The American space agency has successfully flown a small helicopter on Mars.
The drone, called Ingenuity, was airborne for less than a minute, but Nasa is celebrating what represents the first powered, controlled flight by an aircraft on another world.
Confirmation came via a satellite at Mars which relayed the chopper’s data back to Earth.
The space agency is promising more adventurous flights in the days ahead.
Ingenuity will be commanded to fly higher and further as engineers seek to test the limits of the technology.
The rotorcraft was carried to Mars in the belly of Nasa’s Perseverance Rover, which touched down in Jezero Crater on the Red Planet in February.
“We can now say that human beings have flown a rotorcraft on another planet,” said a delighted MiMi Aung, project manager for Ingenuity at Nasa’s Jet Propulsion Laboratory (JPL) in Pasadena, California.
“We’ve been talking for so long about our ‘Wright Brothers moment’ on Mars, and here it is.”
This is a reference to Wilbur and Orville Wright who conducted the first powered, controlled aircraft flight here on Earth in 1903.
Ingenuity even carries a small swatch of fabric from one of the wings of Flyer 1, the aircraft that made that historic flight at Kitty Hawk, North Carolina, more than 117 years ago.
There were cheers in the JPL control centre as the first photos of the flight arrived back on Earth. In the background, MiMi Aung could be heard saying: “It’s real!”
To claps from her colleagues, she tore up the contingency speech to have been used in the event of failure.
The demonstration saw the Mars-copter rise to about 3m, hover, swivel and then land. In all, it managed almost 40 seconds of flight, from take-off to landing.
Getting airborne on the Red Planet is not easy. The atmosphere is very thin, just 1% of the density here at Earth. This gives the blades on a rotorcraft very little to bite into to gain lift.
There’s help from the lower gravity at Mars, but still – it takes a lot of work to get up off the ground.
Ingenuity was therefore made extremely light and given the power (a peak power of 350 watts) to turn those blades extremely fast – at over 2,500 revolutions per minute for this particular flight.
Control was autonomous. The distance to Mars – currently just under 300 million km – means radio signals take minutes to traverse the intervening space. Flying by joystick is simply out of the question.
Asked whether she was surprised the flight had worked, MiMi Aung said: “No, I’m not. We really had nailed the equations, the models and the verification here on Earth in our laboratory tests. So, it then became a question of: have we chosen the right materials to build Ingenuity, to survive the space environment, to survive the Mars environment?
“We’ve gone from ‘theory says you can’ to really now having done it. It’s a major first for the human race,” she told BBC News.

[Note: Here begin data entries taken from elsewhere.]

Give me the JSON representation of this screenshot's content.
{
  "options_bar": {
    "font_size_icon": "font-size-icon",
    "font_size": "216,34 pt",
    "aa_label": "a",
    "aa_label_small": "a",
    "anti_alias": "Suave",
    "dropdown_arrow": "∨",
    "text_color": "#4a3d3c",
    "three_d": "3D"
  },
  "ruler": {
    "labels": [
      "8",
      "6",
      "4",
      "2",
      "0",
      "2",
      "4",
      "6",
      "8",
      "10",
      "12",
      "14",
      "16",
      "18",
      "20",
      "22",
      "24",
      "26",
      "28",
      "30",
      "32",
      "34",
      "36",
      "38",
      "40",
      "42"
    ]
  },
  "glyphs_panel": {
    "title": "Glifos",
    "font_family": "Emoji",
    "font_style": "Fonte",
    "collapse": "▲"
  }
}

Ingenuity has two cameras onboard. A black-and-white camera that points down to the ground, which is used for navigation, and a high-resolution colour camera that looks out to the horizon.
A sample navigation image sent back to Earth revealed the helicopter’s shadow on the floor of the crater as it came back in to land. Satellites will send home more pictures of the flight over the next day.
There was only sufficient bandwidth in the orbiters’ first overflight to return a short snatch of video from Perseverance, which was watching and snapping away from a distance of 65m. Longer sequences should become available in due course.
Nasa has announced that the “airstrip” in Jezero where Perseverance dropped off Ingenuity for its demonstration will henceforth be known as the “Wright Brothers Field”.
The International Civil Aviation Organization (ICAO) – the United Nations’ civil aviation agency – has also presented the Nasa and the US Federal Aviation Administration with an official ICAO designator: IGY, call-sign INGENUITY.
A successful maiden outing means that a further four flights will be attempted over the coming days, each one taking the helicopter further afield.
The hope is this initial demonstration could eventually transform how we explore some distant worlds.
Drones might be used to scout ahead for future rovers, and even astronauts once they eventually get to Mars.
“It’s really taking a tool that we haven’t been able to use before and putting it in the box of tools that is available for all of our missions going forward at Mars. So for me, it’s really exciting personally and for the community overall it opens up new doors,” said Dr Thomas Zurbuchen, the head of science at Nasa.
“We will be able to explore areas where we cannot use a rover. Some of these crater walls, for example, are so exciting; scientists have been writing papers about them.”
Nasa has already approved a helicopter mission to Titan, the big moon of Saturn. Dragonfly, as the mission is known, should arrive at Titan in the mid-2030s.